They are still trying to come to terms with what has happened and to see their son on screen will be torture Irshad Hussain, friend of Tanweer family
Tanweer's family were made aware of the video by police on Thursday morning.
They refused to comment on it but a family friend, Irshad Hussain, said the tape's release had been timed to cause maximum damage.
He said: "It shows you what evil people are out there trying to cause anger and frustration.
"It is wrong what he [Tanweer] is saying and everybody knows that, but, unfortunately, there are people who may listen to what he says."
Mr Hussain said Tanweer's parents would be "devastated" to see their son in the video.
"They are still trying to come to terms with what has happened and to see their son on screen will be torture," he said.
London - A year ago, four young British Muslims blew themselves up in a murderous suicide attack on London's transport system. Here is a summary of their background and motives:
Three of the men, Mohammad Sidique Khan, Shehzad Tanweer, and Hasib Hussain all grew up in the Beeston area of Leeds.
Khan, 30, was a teaching assistant at a local primary school working with special-needs children. He was said to have a real talent for working with young people and was highly regarded.
Tanweer, 22, did well at school and went on to study sports science at Leeds Metropolitan University. He was also a gifted sportsman and played cricket for the local team.

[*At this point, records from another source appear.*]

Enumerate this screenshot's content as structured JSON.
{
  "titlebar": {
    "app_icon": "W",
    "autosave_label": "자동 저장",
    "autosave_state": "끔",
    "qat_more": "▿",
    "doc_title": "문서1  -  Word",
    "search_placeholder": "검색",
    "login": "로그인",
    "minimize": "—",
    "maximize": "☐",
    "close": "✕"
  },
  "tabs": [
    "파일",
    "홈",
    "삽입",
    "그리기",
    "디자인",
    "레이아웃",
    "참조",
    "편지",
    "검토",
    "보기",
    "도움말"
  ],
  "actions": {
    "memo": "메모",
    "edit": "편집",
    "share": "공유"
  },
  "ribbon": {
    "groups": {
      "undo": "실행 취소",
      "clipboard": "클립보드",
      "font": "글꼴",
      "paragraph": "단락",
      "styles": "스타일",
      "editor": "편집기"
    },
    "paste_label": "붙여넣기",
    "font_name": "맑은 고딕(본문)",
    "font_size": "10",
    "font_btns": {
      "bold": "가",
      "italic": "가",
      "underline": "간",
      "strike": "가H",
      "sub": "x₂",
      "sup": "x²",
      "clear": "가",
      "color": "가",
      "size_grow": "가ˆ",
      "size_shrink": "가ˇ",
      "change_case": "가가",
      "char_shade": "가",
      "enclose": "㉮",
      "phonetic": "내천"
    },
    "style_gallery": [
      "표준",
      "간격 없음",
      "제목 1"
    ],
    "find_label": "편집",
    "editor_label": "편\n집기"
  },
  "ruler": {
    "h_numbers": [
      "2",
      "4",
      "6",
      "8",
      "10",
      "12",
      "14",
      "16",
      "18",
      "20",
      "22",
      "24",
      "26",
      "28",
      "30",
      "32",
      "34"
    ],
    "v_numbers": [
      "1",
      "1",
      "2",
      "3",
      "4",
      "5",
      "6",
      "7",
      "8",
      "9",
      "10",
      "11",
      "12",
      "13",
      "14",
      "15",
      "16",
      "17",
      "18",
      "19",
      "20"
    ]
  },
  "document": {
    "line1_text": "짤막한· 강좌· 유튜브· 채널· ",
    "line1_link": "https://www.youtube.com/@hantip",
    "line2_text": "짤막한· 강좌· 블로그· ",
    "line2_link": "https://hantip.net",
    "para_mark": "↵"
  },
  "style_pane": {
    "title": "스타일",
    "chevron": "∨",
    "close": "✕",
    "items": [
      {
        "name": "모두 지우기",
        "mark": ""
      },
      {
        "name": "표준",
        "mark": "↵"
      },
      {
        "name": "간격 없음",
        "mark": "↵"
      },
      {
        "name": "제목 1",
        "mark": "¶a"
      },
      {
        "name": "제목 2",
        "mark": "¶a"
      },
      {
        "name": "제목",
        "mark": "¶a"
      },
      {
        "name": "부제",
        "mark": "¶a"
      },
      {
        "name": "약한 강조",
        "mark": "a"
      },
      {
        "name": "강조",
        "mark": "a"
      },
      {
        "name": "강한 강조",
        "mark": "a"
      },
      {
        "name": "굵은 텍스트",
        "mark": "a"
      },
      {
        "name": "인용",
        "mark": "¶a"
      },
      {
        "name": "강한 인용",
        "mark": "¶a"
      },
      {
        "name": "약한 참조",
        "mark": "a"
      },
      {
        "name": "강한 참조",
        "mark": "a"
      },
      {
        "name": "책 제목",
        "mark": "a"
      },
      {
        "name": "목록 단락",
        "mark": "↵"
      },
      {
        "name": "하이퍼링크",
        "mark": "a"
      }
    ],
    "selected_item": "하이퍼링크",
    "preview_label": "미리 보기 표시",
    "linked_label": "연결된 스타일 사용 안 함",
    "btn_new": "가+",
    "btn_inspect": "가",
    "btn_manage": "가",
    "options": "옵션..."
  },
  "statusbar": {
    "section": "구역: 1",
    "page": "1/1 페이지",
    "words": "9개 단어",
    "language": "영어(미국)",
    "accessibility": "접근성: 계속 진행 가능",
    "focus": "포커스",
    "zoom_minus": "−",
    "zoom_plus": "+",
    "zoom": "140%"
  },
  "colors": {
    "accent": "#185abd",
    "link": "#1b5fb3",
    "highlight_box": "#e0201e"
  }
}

Hussain, 18, left school with a few GCSEs at grade C and below. He was quiet at school but was remembered for his large physique and had lost five stone before taking part in the attacks.
Jermaine Lindsay, 19, was born in Jamaica and moved to Huddersfield with his mother. He was said to be successful academically and good at sport. He converted to Islam in 2000 shortly after his mother did. Afterwards his behaviour was said to have changed and he was disciplined at school for handing out leaflets in support of al-Qaeda.
Why did they do it?
There were very few signs of extremism from any of the three Leeds bombers.
In 2001 Khan was said to be serious about religion but spoke out against the 9/11 attacks at his school.
Tanweer was also said to have taken religion seriously from an early age but was said to have been calm and friendly. From mid-2002 he became more focused on religion but no one around him noticed strict religious observance turning to extremism.
Hussain, who once wrote "Al-Qaeda No Limits" on a book at school, was open about his support for the group but did little else to attract attention. He took to wearing traditional Muslim clothing and reading religious texts after undertaking a Hajj visit to Saudi Arabia with his family in early 2002.
Lindsay was believed to have been strongly influenced by an extremist preacher Abdallah al Faisal who was jailed for encouraging his followers to commit murder.
The government has offered little explanation as to the group's motivation.
A video statement by Khan, aired two months after the bombings, said this: "Until we feel secure, you will be our targets. Until you stop the bombing, gassing, imprisonment and torture ... we will not stop this fight. We are at war and I am a soldier."
He also referred to Osama bin Laden and the slain al-Qaeda leader in Iraq, Musab al-Zarqawi as "heroes".
Home secretary John Reid said their motivation was anger at what they perceived to be injustice committed against Muslims around the world and a desire for martyrdom.
Were they directed from abroad?
Khan and Tanweer both visited Pakistan between November 2004 and February 2005. Khan is thought to have received some form of training there.
He is also thought to have had training in a remote part of Pakistan in July 2003, and it is believed he had visited Pakistan and Afghanistan on other occasions from the late 1990s.
The police have concluded there is no evidence to suggest they were directed by al-Qaeda or had any support from the organisation, although the nature of the bombings was typical of attacks carried out by the group.
It is also unclear whether other groups of individuals in the UK were involved in radicalising or helping the bombers in any way. No person has been charged in connection with the attacks.